He is also planning to supplement South African forces with foreign police. "We are in the process of inviting the police agencies from the countries who are attending the event to provide us with 16 to 20 police officers who will then be deployed in South Africa,” he said. “They will then accompany their team and will be deployed in tourist areas where the team and their spectators are going to be at the specific matches.”
And where an incident occurs Special Courts will be set up to deal with any crime immediately. Garnet explained, "We do this to stop the delay that there would be if that person were to leave South Africa."
Garnet continued, "The police are about 175,000 people [strong] at present and we are calling up some 41,000 - so there are many police officers left who will be conducting their normal crime prevention, law enforcement and investigation duties. We do not leave the rest of South Africa without any policing - that would be ludicrous."
In terms of the recent wave of terrorism, the air force is prepared to deal with any airborne threats that may present themselves. Brigadier General Les Lombard, in charge of Planning & Execution of Airspace Security said, "Well from the ground we can have an aircraft in the air within a minute. We believe it is a fairly low risk threat at this stage, but all risks we are catering for and exercising against any type of threat."

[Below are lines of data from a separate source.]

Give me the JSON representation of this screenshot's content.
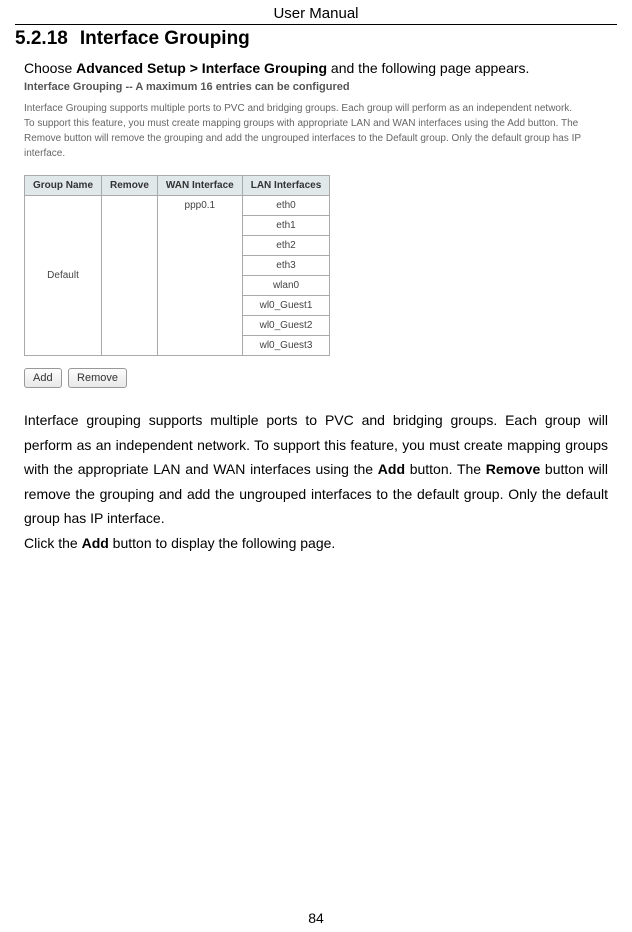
{
  "header": {
    "title": "User Manual"
  },
  "section": {
    "number": "5.2.18",
    "title": "Interface Grouping"
  },
  "intro": {
    "prefix": "Choose ",
    "bold": "Advanced Setup > Interface Grouping",
    "suffix": " and the following page appears."
  },
  "screenshot": {
    "title": "Interface Grouping -- A maximum 16 entries can be configured",
    "desc": "Interface Grouping supports multiple ports to PVC and bridging groups. Each group will perform as an independent network. To support this feature, you must create mapping groups with appropriate LAN and WAN interfaces using the Add button. The Remove button will remove the grouping and add the ungrouped interfaces to the Default group. Only the default group has IP interface.",
    "headers": [
      "Group Name",
      "Remove",
      "WAN Interface",
      "LAN Interfaces"
    ],
    "group_name": "Default",
    "wan_if": "ppp0.1",
    "lan_ifs": [
      "eth0",
      "eth1",
      "eth2",
      "eth3",
      "wlan0",
      "wl0_Guest1",
      "wl0_Guest2",
      "wl0_Guest3"
    ],
    "btn_add": "Add",
    "btn_remove": "Remove"
  },
  "body": {
    "p1a": "Interface grouping supports multiple ports to PVC and bridging groups. Each group will perform as an independent network. To support this feature, you must create mapping groups with the appropriate LAN and WAN interfaces using the ",
    "p1_add": "Add",
    "p1b": " button. The ",
    "p1_remove": "Remove",
    "p1c": " button will remove the grouping and add the ungrouped interfaces to the default group. Only the default group has IP interface.",
    "p2a": "Click the ",
    "p2_add": "Add",
    "p2b": " button to display the following page."
  },
  "page_number": "84"
}
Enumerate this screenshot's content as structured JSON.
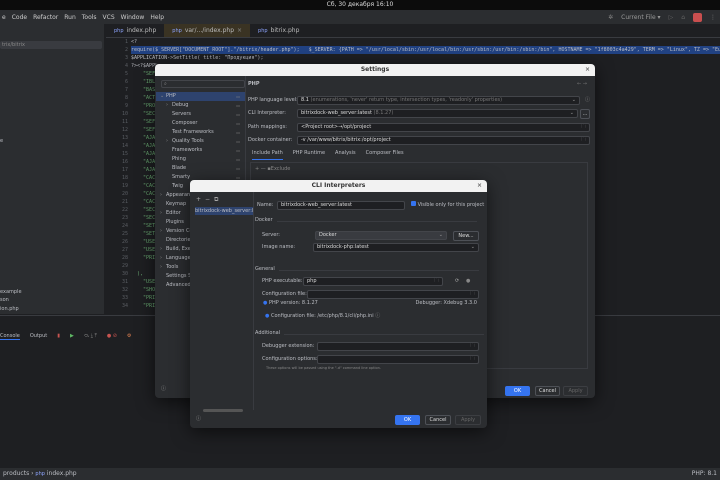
{
  "system": {
    "clock": "Сб, 30 декабря 16:10"
  },
  "menu": [
    "e",
    "Code",
    "Refactor",
    "Run",
    "Tools",
    "VCS",
    "Window",
    "Help"
  ],
  "run_config": "Current File",
  "project": {
    "search": "trix/bitrix",
    "items": [
      "e",
      "example",
      "son",
      "ion.php"
    ]
  },
  "tabs": [
    {
      "label": "index.php"
    },
    {
      "label": "var/.../index.php"
    },
    {
      "label": "bitrix.php"
    }
  ],
  "code": {
    "line_numbers": [
      "1",
      "2",
      "3",
      "4",
      "5",
      "6",
      "7",
      "8",
      "9",
      "10",
      "11",
      "12",
      "13",
      "14",
      "15",
      "16",
      "17",
      "18",
      "19",
      "20",
      "21",
      "22",
      "23",
      "24",
      "25",
      "26",
      "27",
      "28",
      "29",
      "30",
      "31",
      "32",
      "33",
      "34"
    ],
    "lines": [
      "<?",
      "require($_SERVER[\"DOCUMENT_ROOT\"].\"/bitrix/header.php\");   $_SERVER: {PATH => \"/usr/local/sbin:/usr/local/bin:/usr/sbin:/usr/bin:/sbin:/bin\", HOSTNAME => \"1f8003c4a429\", TERM => \"Linux\", TZ => \"Europe/Moscow\"",
      "$APPLICATION->SetTitle( title: \"Продукция\");",
      "?><?$APPL",
      "    \"SEF",
      "    \"IBL",
      "    \"BAS",
      "    \"ACT",
      "    \"PRO",
      "    \"SEC",
      "    \"SEF",
      "    \"SEF",
      "    \"AJA",
      "    \"AJA",
      "    \"AJA",
      "    \"AJA",
      "    \"AJA",
      "    \"CAC",
      "    \"CAC",
      "    \"CAC",
      "    \"CAC",
      "    \"SEC",
      "    \"SEC",
      "    \"SET",
      "    \"SET",
      "    \"USE",
      "    \"USE",
      "    \"PRI",
      "",
      "  ),",
      "    \"USE",
      "    \"SHO",
      "    \"PRI",
      "    \"PRI"
    ]
  },
  "bottom_panel": {
    "tabs": [
      "Console",
      "Output"
    ]
  },
  "status": {
    "breadcrumb": "products",
    "file": "index.php",
    "php": "PHP: 8.1"
  },
  "settings": {
    "title": "Settings",
    "tree": [
      {
        "label": "PHP",
        "level": 0,
        "expanded": true,
        "selected": true
      },
      {
        "label": "Debug",
        "level": 1,
        "arrow": true
      },
      {
        "label": "Servers",
        "level": 1
      },
      {
        "label": "Composer",
        "level": 1
      },
      {
        "label": "Test Frameworks",
        "level": 1
      },
      {
        "label": "Quality Tools",
        "level": 1,
        "arrow": true
      },
      {
        "label": "Frameworks",
        "level": 1
      },
      {
        "label": "Phing",
        "level": 1
      },
      {
        "label": "Blade",
        "level": 1
      },
      {
        "label": "Smarty",
        "level": 1
      },
      {
        "label": "Twig",
        "level": 1
      },
      {
        "label": "Appearance",
        "level": 0,
        "arrow": true
      },
      {
        "label": "Keymap",
        "level": 0
      },
      {
        "label": "Editor",
        "level": 0,
        "arrow": true
      },
      {
        "label": "Plugins",
        "level": 0
      },
      {
        "label": "Version Control",
        "level": 0,
        "arrow": true
      },
      {
        "label": "Directories",
        "level": 0
      },
      {
        "label": "Build, Execution",
        "level": 0,
        "arrow": true
      },
      {
        "label": "Languages",
        "level": 0,
        "arrow": true
      },
      {
        "label": "Tools",
        "level": 0,
        "arrow": true
      },
      {
        "label": "Settings Sync",
        "level": 0
      },
      {
        "label": "Advanced Settings",
        "level": 0
      }
    ],
    "header": "PHP",
    "language_level_label": "PHP language level:",
    "language_level_value": "8.1",
    "language_level_hint": "(enumerations, 'never' return type, intersection types, 'readonly' properties)",
    "cli_label": "CLI Interpreter:",
    "cli_value": "bitrixdock-web_server:latest",
    "cli_hint": "(8.1.27)",
    "path_label": "Path mappings:",
    "path_value": "<Project root>→/opt/project",
    "docker_label": "Docker container:",
    "docker_value": "-v /var/www/bitrix/bitrix:/opt/project",
    "tabs": [
      "Include Path",
      "PHP Runtime",
      "Analysis",
      "Composer Files"
    ],
    "exclude": "Exclude",
    "ok": "OK",
    "cancel": "Cancel",
    "apply": "Apply"
  },
  "cli": {
    "title": "CLI Interpreters",
    "list": [
      "bitrixdock-web_server:latest"
    ],
    "name_label": "Name:",
    "name_value": "bitrixdock-web_server:latest",
    "visible_label": "Visible only for this project",
    "visible_checked": true,
    "docker_section": "Docker",
    "server_label": "Server:",
    "server_value": "Docker",
    "new_button": "New...",
    "image_label": "Image name:",
    "image_value": "bitrixdock-php:latest",
    "general_section": "General",
    "exec_label": "PHP executable:",
    "exec_value": "php",
    "config_label": "Configuration file:",
    "php_version": "PHP version: 8.1.27",
    "debugger": "Debugger: Xdebug 3.3.0",
    "config_file": "Configuration file: /etc/php/8.1/cli/php.ini",
    "additional_section": "Additional",
    "debugger_ext_label": "Debugger extension:",
    "config_opts_label": "Configuration options:",
    "hint": "These options will be passed using the \"-d\" command line option.",
    "ok": "OK",
    "cancel": "Cancel",
    "apply": "Apply"
  }
}
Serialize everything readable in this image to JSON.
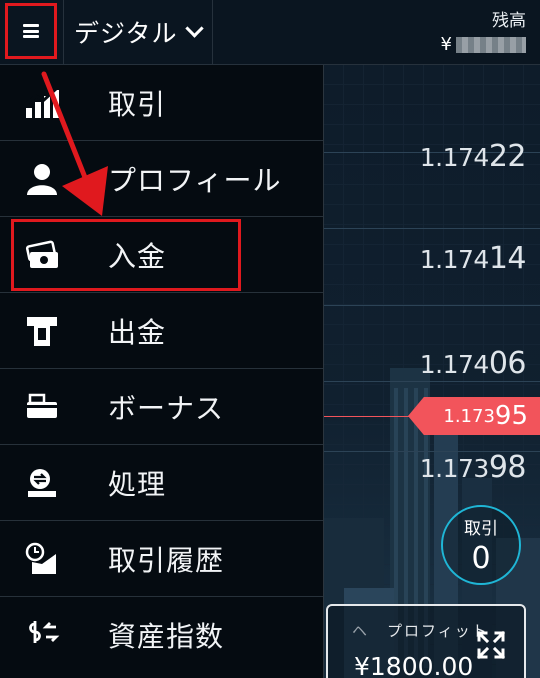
{
  "header": {
    "mode_label": "デジタル",
    "balance_label": "残高",
    "balance_currency": "¥"
  },
  "menu": {
    "items": [
      {
        "label": "取引",
        "icon": "chart-trade-icon"
      },
      {
        "label": "プロフィール",
        "icon": "user-icon"
      },
      {
        "label": "入金",
        "icon": "deposit-cash-icon"
      },
      {
        "label": "出金",
        "icon": "withdraw-atm-icon"
      },
      {
        "label": "ボーナス",
        "icon": "bonus-card-icon"
      },
      {
        "label": "処理",
        "icon": "transactions-icon"
      },
      {
        "label": "取引履歴",
        "icon": "history-clock-icon"
      },
      {
        "label": "資産指数",
        "icon": "asset-index-icon"
      }
    ],
    "highlighted_item": "入金"
  },
  "chart": {
    "prices": [
      {
        "main": "1.174",
        "big": "22"
      },
      {
        "main": "1.174",
        "big": "14"
      },
      {
        "main": "1.174",
        "big": "06"
      },
      {
        "main": "1.173",
        "big": "98"
      }
    ],
    "current_price": {
      "main": "1.173",
      "big": "95"
    },
    "current_color": "#f2545b"
  },
  "trade_counter": {
    "label": "取引",
    "count": "0"
  },
  "profit": {
    "label": "プロフィット",
    "value": "¥1800.00"
  },
  "colors": {
    "accent": "#1fb6d6",
    "highlight": "#e0191e",
    "drawer_bg": "#050b11"
  }
}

After 18 months of World Cup specific training regarding any threats during the competition, the police, emergency services and the air force gave the media a glimpse of their training.
In a mock exercise, hijackers stormed in and captured members of the media. Three state of the art Hawk fighter jets were immediately commandeered to force the rogue plane down and, for the sake of the exercise, it landed. The hijackers were apprehended and hostages freed by a tactical task force. Meanwhile, a robot diffused a bomb on the tarmac. It was an example of what could happen in an emergency, and the training involved with the various situations portrayed in the exercise was impressive.
Lombard explains, "The worst case scenario would be that there would be intervention on the aircraft which could lead to the aircraft being shot down, but for that we would need presidential approval."
The fact that such situations have been taken into consideration is another reason why the World Cup is bound to be a success in South Africa. So much planning has gone into every detail of the competition. For the duration of the World Cup all aircraft flying within 50 nautical miles of a stadium will be deemed to be in military airspace. Working closely with civil aviation, even the air crews will need to be pre-approved.
Garnet added, "Obviously terrorism remains one of our main focus areas from a safety and security perspective. But I can tell you that we put in contingency plans to deal with any event in South Africa. We have dealt with major events in the past. We've had over 140 major events in the country since 1994 so I am confident from an international perspective that South Africa is quite safe."
Local Organising Committee CEO Danny Jordaan is confident of a safe World Cup. “We have had a 100 per cent safety record for every single match over the last 15 years in this country and, as we sit today, we are confident that we will have a safe event,” he said.
There is no doubt that South Africa is focussing on the safety and security of those fans that will travel to the country during the Confederations Cup and World Cup. It certainly seems as though the country will be very safe and secure during the tournaments, leaving a legacy for those that remain after the final whistle has been blown.
Follow Peter Pedroncelli on
Peter Pedroncelli, Goal.com